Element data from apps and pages
* * * * * * * * *

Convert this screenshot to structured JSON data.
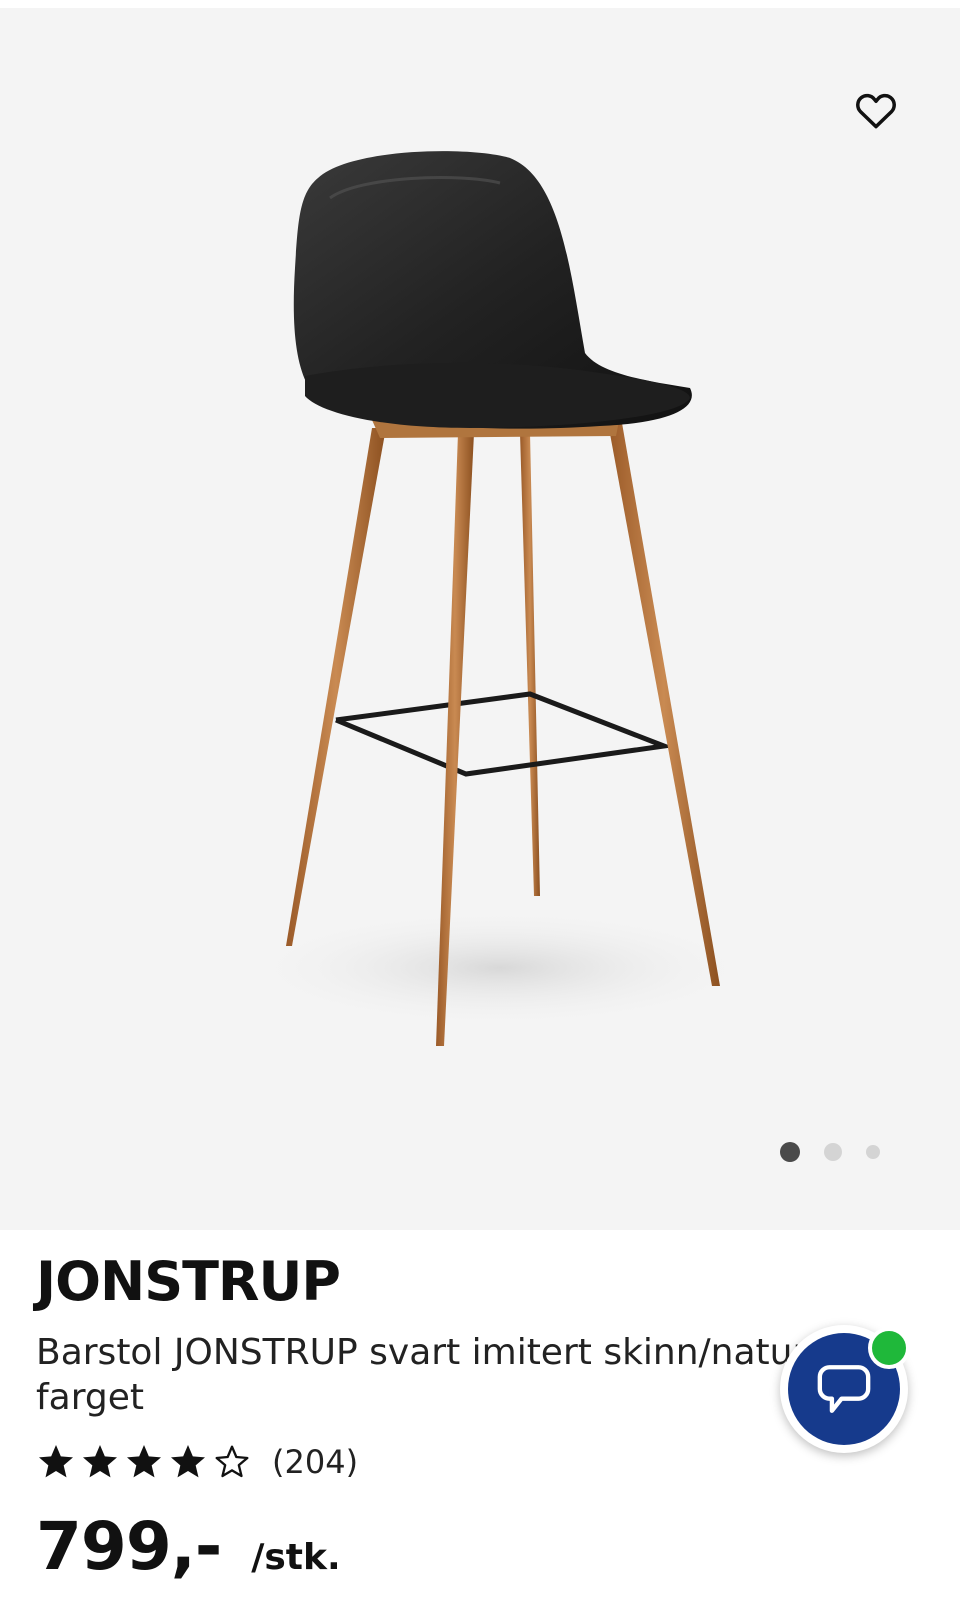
{
  "product": {
    "brand": "JONSTRUP",
    "description": "Barstol JONSTRUP svart imitert skinn/natur eike-farget",
    "rating_value": 4,
    "rating_max": 5,
    "review_count": "(204)",
    "price": "799,-",
    "unit": "/stk."
  },
  "gallery": {
    "image_count": 3,
    "active_index": 0
  },
  "icons": {
    "favorite": "heart-outline-icon",
    "chat": "chat-bubble-icon",
    "star_filled": "star-filled-icon",
    "star_empty": "star-outline-icon"
  },
  "colors": {
    "chat_button": "#163a8c",
    "online_badge": "#1fb83a",
    "gallery_background": "#f4f4f4",
    "dot_active": "#4a4a4a",
    "dot_inactive": "#d4d4d4"
  }
}
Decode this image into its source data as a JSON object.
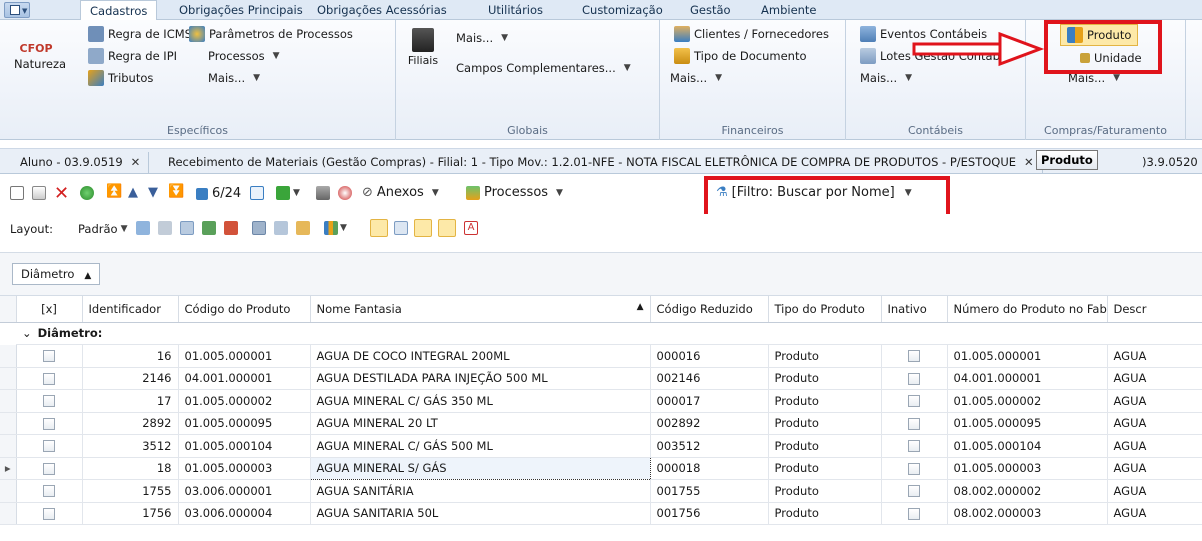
{
  "ribbon_tabs": [
    "Cadastros",
    "Obrigações Principais",
    "Obrigações Acessórias",
    "Utilitários",
    "Customização",
    "Gestão",
    "Ambiente"
  ],
  "ribbon": {
    "especificos": {
      "label": "Específicos",
      "natureza": "Natureza",
      "cfop": "CFOP",
      "regra_icms": "Regra de ICMS",
      "regra_ipi": "Regra de IPI",
      "tributos": "Tributos",
      "parametros": "Parâmetros de Processos",
      "processos": "Processos",
      "mais": "Mais..."
    },
    "globais": {
      "label": "Globais",
      "filiais": "Filiais",
      "mais": "Mais...",
      "campos": "Campos Complementares..."
    },
    "financeiros": {
      "label": "Financeiros",
      "clientes": "Clientes / Fornecedores",
      "tipo_doc": "Tipo de Documento",
      "mais": "Mais..."
    },
    "contabeis": {
      "label": "Contábeis",
      "eventos": "Eventos Contábeis",
      "lotes": "Lotes Gestão Contábil",
      "mais": "Mais..."
    },
    "compras": {
      "label": "Compras/Faturamento",
      "produto": "Produto",
      "unidade": "Unidade",
      "mais": "Mais..."
    }
  },
  "doc_tabs": {
    "tab1": "Aluno - 03.9.0519",
    "tab2": "Recebimento de Materiais (Gestão Compras) - Filial: 1 - Tipo Mov.: 1.2.01-NFE - NOTA FISCAL ELETRÔNICA DE COMPRA DE PRODUTOS - P/ESTOQUE",
    "tab3_suffix": ")3.9.0520",
    "tooltip": "Produto"
  },
  "toolbar": {
    "record_counter": "6/24",
    "anexos": "Anexos",
    "processos": "Processos",
    "filtro": "[Filtro: Buscar por Nome]",
    "layout_label": "Layout:",
    "padrao": "Padrão"
  },
  "group_panel": {
    "label": "Diâmetro",
    "group_row": "Diâmetro:"
  },
  "grid": {
    "columns": [
      "[x]",
      "Identificador",
      "Código do Produto",
      "Nome Fantasia",
      "Código Reduzido",
      "Tipo do Produto",
      "Inativo",
      "Número do Produto no Fabricante",
      "Descr"
    ],
    "rows": [
      {
        "id": "16",
        "codigo": "01.005.000001",
        "nome": "AGUA DE COCO INTEGRAL 200ML",
        "reduzido": "000016",
        "tipo": "Produto",
        "fabricante": "01.005.000001",
        "descr": "AGUA"
      },
      {
        "id": "2146",
        "codigo": "04.001.000001",
        "nome": "AGUA DESTILADA PARA INJEÇÃO 500 ML",
        "reduzido": "002146",
        "tipo": "Produto",
        "fabricante": "04.001.000001",
        "descr": "AGUA"
      },
      {
        "id": "17",
        "codigo": "01.005.000002",
        "nome": "AGUA MINERAL  C/ GÁS 350 ML",
        "reduzido": "000017",
        "tipo": "Produto",
        "fabricante": "01.005.000002",
        "descr": "AGUA"
      },
      {
        "id": "2892",
        "codigo": "01.005.000095",
        "nome": "AGUA MINERAL 20 LT",
        "reduzido": "002892",
        "tipo": "Produto",
        "fabricante": "01.005.000095",
        "descr": "AGUA"
      },
      {
        "id": "3512",
        "codigo": "01.005.000104",
        "nome": "AGUA MINERAL C/ GÁS 500 ML",
        "reduzido": "003512",
        "tipo": "Produto",
        "fabricante": "01.005.000104",
        "descr": "AGUA"
      },
      {
        "id": "18",
        "codigo": "01.005.000003",
        "nome": "AGUA MINERAL S/ GÁS",
        "reduzido": "000018",
        "tipo": "Produto",
        "fabricante": "01.005.000003",
        "descr": "AGUA"
      },
      {
        "id": "1755",
        "codigo": "03.006.000001",
        "nome": "AGUA SANITÁRIA",
        "reduzido": "001755",
        "tipo": "Produto",
        "fabricante": "08.002.000002",
        "descr": "AGUA"
      },
      {
        "id": "1756",
        "codigo": "03.006.000004",
        "nome": "AGUA SANITARIA 50L",
        "reduzido": "001756",
        "tipo": "Produto",
        "fabricante": "08.002.000003",
        "descr": "AGUA"
      }
    ]
  },
  "colors": {
    "accent": "#e0141c",
    "ribbon_bg": "#e8eef7",
    "selection": "#fdf0b6"
  }
}
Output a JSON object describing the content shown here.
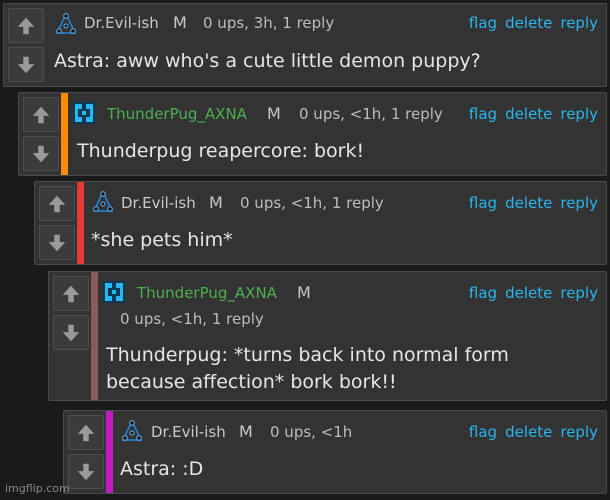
{
  "comments": [
    {
      "username": "Dr.Evil-ish",
      "mod": "M",
      "meta": "0 ups, 3h, 1 reply",
      "text": [
        "Astra: aww who's a cute little demon puppy?"
      ],
      "user_color": "#c9c9c9",
      "accent_color": null
    },
    {
      "username": "ThunderPug_AXNA",
      "mod": "M",
      "meta": "0 ups, <1h, 1 reply",
      "text": [
        "Thunderpug reapercore: bork!"
      ],
      "user_color": "#4caf50",
      "accent_color": "#ff8c00"
    },
    {
      "username": "Dr.Evil-ish",
      "mod": "M",
      "meta": "0 ups, <1h, 1 reply",
      "text": [
        "*she pets him*"
      ],
      "user_color": "#c9c9c9",
      "accent_color": "#e53935"
    },
    {
      "username": "ThunderPug_AXNA",
      "mod": "M",
      "meta": "0 ups, <1h, 1 reply",
      "text": [
        "Thunderpug: *turns back into normal form",
        "because affection* bork bork!!"
      ],
      "user_color": "#4caf50",
      "accent_color": "#8d5a5a"
    },
    {
      "username": "Dr.Evil-ish",
      "mod": "M",
      "meta": "0 ups, <1h",
      "text": [
        "Astra: :D"
      ],
      "user_color": "#c9c9c9",
      "accent_color": "#c21bc2"
    }
  ],
  "actions": {
    "flag": "flag",
    "delete": "delete",
    "reply": "reply"
  },
  "icons": {
    "upvote": "up-arrow-icon",
    "downvote": "down-arrow-icon"
  },
  "watermark": "imgflip.com"
}
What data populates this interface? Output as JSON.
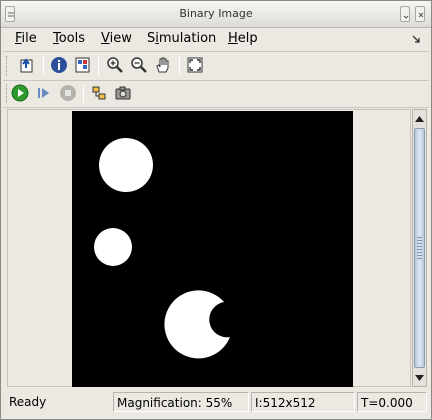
{
  "window": {
    "title": "Binary Image"
  },
  "menu": {
    "file": "File",
    "tools": "Tools",
    "view": "View",
    "simulation": "Simulation",
    "help": "Help"
  },
  "toolbar1": {
    "icons": [
      "open-icon",
      "info-icon",
      "pixel-region-icon",
      "zoom-in-icon",
      "zoom-out-icon",
      "pan-hand-icon",
      "fit-to-window-icon"
    ]
  },
  "toolbar2": {
    "icons": [
      "start-icon",
      "step-forward-icon",
      "stop-icon",
      "highlight-model-icon",
      "snapshot-icon"
    ]
  },
  "status": {
    "state": "Ready",
    "magnification": "Magnification: 55%",
    "dimensions": "I:512x512",
    "time": "T=0.000"
  },
  "colors": {
    "image_background": "#000000",
    "blob": "#ffffff",
    "play_green": "#2e9a2e",
    "info_blue": "#2b4f9c"
  }
}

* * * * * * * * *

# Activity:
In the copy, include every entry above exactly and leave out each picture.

# Solution for this task:
Convert this screenshot to structured JSON data.
{
  "product": {
    "brand": "JONSTRUP",
    "description": "Barstol JONSTRUP svart imitert skinn/natur eike-farget",
    "rating_value": 4,
    "rating_max": 5,
    "review_count": "(204)",
    "price": "799,-",
    "unit": "/stk."
  },
  "gallery": {
    "image_count": 3,
    "active_index": 0
  },
  "icons": {
    "favorite": "heart-outline-icon",
    "chat": "chat-bubble-icon",
    "star_filled": "star-filled-icon",
    "star_empty": "star-outline-icon"
  },
  "colors": {
    "chat_button": "#163a8c",
    "online_badge": "#1fb83a",
    "gallery_background": "#f4f4f4",
    "dot_active": "#4a4a4a",
    "dot_inactive": "#d4d4d4"
  }
}
Decode this image into its source data as a JSON object.
{
  "ribbon_tabs": [
    "Cadastros",
    "Obrigações Principais",
    "Obrigações Acessórias",
    "Utilitários",
    "Customização",
    "Gestão",
    "Ambiente"
  ],
  "ribbon": {
    "especificos": {
      "label": "Específicos",
      "natureza": "Natureza",
      "cfop": "CFOP",
      "regra_icms": "Regra de ICMS",
      "regra_ipi": "Regra de IPI",
      "tributos": "Tributos",
      "parametros": "Parâmetros de Processos",
      "processos": "Processos",
      "mais": "Mais..."
    },
    "globais": {
      "label": "Globais",
      "filiais": "Filiais",
      "mais": "Mais...",
      "campos": "Campos Complementares..."
    },
    "financeiros": {
      "label": "Financeiros",
      "clientes": "Clientes / Fornecedores",
      "tipo_doc": "Tipo de Documento",
      "mais": "Mais..."
    },
    "contabeis": {
      "label": "Contábeis",
      "eventos": "Eventos Contábeis",
      "lotes": "Lotes Gestão Contábil",
      "mais": "Mais..."
    },
    "compras": {
      "label": "Compras/Faturamento",
      "produto": "Produto",
      "unidade": "Unidade",
      "mais": "Mais..."
    }
  },
  "doc_tabs": {
    "tab1": "Aluno - 03.9.0519",
    "tab2": "Recebimento de Materiais (Gestão Compras) - Filial: 1 - Tipo Mov.: 1.2.01-NFE - NOTA FISCAL ELETRÔNICA DE COMPRA DE PRODUTOS - P/ESTOQUE",
    "tab3_suffix": ")3.9.0520",
    "tooltip": "Produto"
  },
  "toolbar": {
    "record_counter": "6/24",
    "anexos": "Anexos",
    "processos": "Processos",
    "filtro": "[Filtro: Buscar por Nome]",
    "layout_label": "Layout:",
    "padrao": "Padrão"
  },
  "group_panel": {
    "label": "Diâmetro",
    "group_row": "Diâmetro:"
  },
  "grid": {
    "columns": [
      "[x]",
      "Identificador",
      "Código do Produto",
      "Nome Fantasia",
      "Código Reduzido",
      "Tipo do Produto",
      "Inativo",
      "Número do Produto no Fabricante",
      "Descr"
    ],
    "rows": [
      {
        "id": "16",
        "codigo": "01.005.000001",
        "nome": "AGUA DE COCO INTEGRAL 200ML",
        "reduzido": "000016",
        "tipo": "Produto",
        "fabricante": "01.005.000001",
        "descr": "AGUA"
      },
      {
        "id": "2146",
        "codigo": "04.001.000001",
        "nome": "AGUA DESTILADA PARA INJEÇÃO 500 ML",
        "reduzido": "002146",
        "tipo": "Produto",
        "fabricante": "04.001.000001",
        "descr": "AGUA"
      },
      {
        "id": "17",
        "codigo": "01.005.000002",
        "nome": "AGUA MINERAL  C/ GÁS 350 ML",
        "reduzido": "000017",
        "tipo": "Produto",
        "fabricante": "01.005.000002",
        "descr": "AGUA"
      },
      {
        "id": "2892",
        "codigo": "01.005.000095",
        "nome": "AGUA MINERAL 20 LT",
        "reduzido": "002892",
        "tipo": "Produto",
        "fabricante": "01.005.000095",
        "descr": "AGUA"
      },
      {
        "id": "3512",
        "codigo": "01.005.000104",
        "nome": "AGUA MINERAL C/ GÁS 500 ML",
        "reduzido": "003512",
        "tipo": "Produto",
        "fabricante": "01.005.000104",
        "descr": "AGUA"
      },
      {
        "id": "18",
        "codigo": "01.005.000003",
        "nome": "AGUA MINERAL S/ GÁS",
        "reduzido": "000018",
        "tipo": "Produto",
        "fabricante": "01.005.000003",
        "descr": "AGUA"
      },
      {
        "id": "1755",
        "codigo": "03.006.000001",
        "nome": "AGUA SANITÁRIA",
        "reduzido": "001755",
        "tipo": "Produto",
        "fabricante": "08.002.000002",
        "descr": "AGUA"
      },
      {
        "id": "1756",
        "codigo": "03.006.000004",
        "nome": "AGUA SANITARIA 50L",
        "reduzido": "001756",
        "tipo": "Produto",
        "fabricante": "08.002.000003",
        "descr": "AGUA"
      }
    ]
  },
  "colors": {
    "accent": "#e0141c",
    "ribbon_bg": "#e8eef7",
    "selection": "#fdf0b6"
  }
}
Output a JSON object describing the content shown here.
{
  "comments": [
    {
      "username": "Dr.Evil-ish",
      "mod": "M",
      "meta": "0 ups, 3h, 1 reply",
      "text": [
        "Astra: aww who's a cute little demon puppy?"
      ],
      "user_color": "#c9c9c9",
      "accent_color": null
    },
    {
      "username": "ThunderPug_AXNA",
      "mod": "M",
      "meta": "0 ups, <1h, 1 reply",
      "text": [
        "Thunderpug reapercore: bork!"
      ],
      "user_color": "#4caf50",
      "accent_color": "#ff8c00"
    },
    {
      "username": "Dr.Evil-ish",
      "mod": "M",
      "meta": "0 ups, <1h, 1 reply",
      "text": [
        "*she pets him*"
      ],
      "user_color": "#c9c9c9",
      "accent_color": "#e53935"
    },
    {
      "username": "ThunderPug_AXNA",
      "mod": "M",
      "meta": "0 ups, <1h, 1 reply",
      "text": [
        "Thunderpug: *turns back into normal form",
        "because affection* bork bork!!"
      ],
      "user_color": "#4caf50",
      "accent_color": "#8d5a5a"
    },
    {
      "username": "Dr.Evil-ish",
      "mod": "M",
      "meta": "0 ups, <1h",
      "text": [
        "Astra: :D"
      ],
      "user_color": "#c9c9c9",
      "accent_color": "#c21bc2"
    }
  ],
  "actions": {
    "flag": "flag",
    "delete": "delete",
    "reply": "reply"
  },
  "icons": {
    "upvote": "up-arrow-icon",
    "downvote": "down-arrow-icon"
  },
  "watermark": "imgflip.com"
}
What data populates this interface? Output as JSON.
{
  "window": {
    "title": "Binary Image"
  },
  "menu": {
    "file": "File",
    "tools": "Tools",
    "view": "View",
    "simulation": "Simulation",
    "help": "Help"
  },
  "toolbar1": {
    "icons": [
      "open-icon",
      "info-icon",
      "pixel-region-icon",
      "zoom-in-icon",
      "zoom-out-icon",
      "pan-hand-icon",
      "fit-to-window-icon"
    ]
  },
  "toolbar2": {
    "icons": [
      "start-icon",
      "step-forward-icon",
      "stop-icon",
      "highlight-model-icon",
      "snapshot-icon"
    ]
  },
  "status": {
    "state": "Ready",
    "magnification": "Magnification: 55%",
    "dimensions": "I:512x512",
    "time": "T=0.000"
  },
  "colors": {
    "image_background": "#000000",
    "blob": "#ffffff",
    "play_green": "#2e9a2e",
    "info_blue": "#2b4f9c"
  }
}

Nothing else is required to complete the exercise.